Proportion of Spirit per cent. by measure.
Proportion of Spirit per cent by measure.
2. Raisin wine
18,40 33. Hock
Ditto (old in cask).... 6,88
20,50 34. Nice
18,11 35. Barsac.
20,51 36. Tent....
18,11 37. Champagne (still)..... 13,80
Ditto (sparkling) 12,80
ART. XVII. Narrative of an Expedition to explore the
OUR knowledge of the continent of Africa has in no wise
of solving the great geographical problem respecting the Niger, which has for a considerable time excited the attention of the scientific world. We are indebted for the greater part of what is known respecting the interior regions of Africa to the Arabian writers of the middle ages, and the information of Arabian travellers of our own times; after these the Portuguese were the first Europeans who penetrated beyond the coast into the interior, and they probably collected much information; but it was the policy of that nation to conceal what they discovered till it has been lost even to themselves. The Portuguese followed the Arabian writers in describing the course of the Niger as flowing from east to west, which Herodotus had learned nearly 20 centuries before to flow in a contrary direction, but this question was at last completely set at rest by Mr. Park; but another question respecting this great river remains to be solved,-where is its termination? As ancient authorities had pointed out the true direction of the stream, it was but fair to allow them credit for a knowledge of its termination. In the examination of this part of the question, by Major Rennell, the authorities of the Arabian writers are weighed and compared with the geography of Ptolemy; and after a close and accurate investigation of the various statements of ancient and modern authorities, and a train of reasoning clear and argumentative, the result of the enquiry appears to be, that the Niger loses itself in the extensive lakes or swamps of Wangara; an hypothesis, which was supposed to have the merit of falling in pretty nearly with the termination of that river, as assigned to it by Ptolemy, in what he called the Libya Palus, which lake, however, Ptolemy only says, is formed by the Niger. In addition to this coincidence, there were also negative proofs of the disappearance of the Niger in the interior regions of Africa.
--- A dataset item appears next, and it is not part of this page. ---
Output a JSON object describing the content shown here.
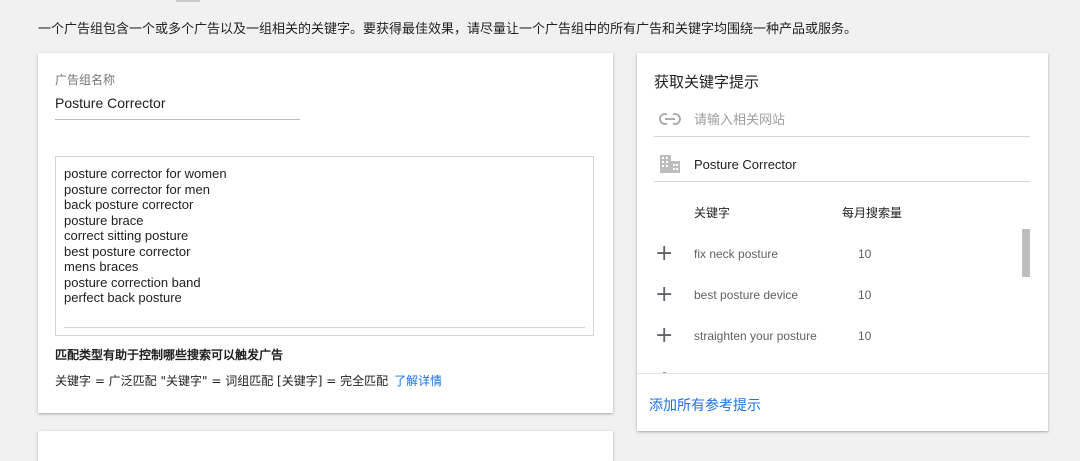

It could not, for instance, be a branch of the Egyptian Nile, as the Arabs generally contend, for the two reasons adduced by Major Rennell ; first, because of the difference of level; the Nile, according to Bruce's measurement by the barometer, passing over a country whose surface is very considerably higher than the sink of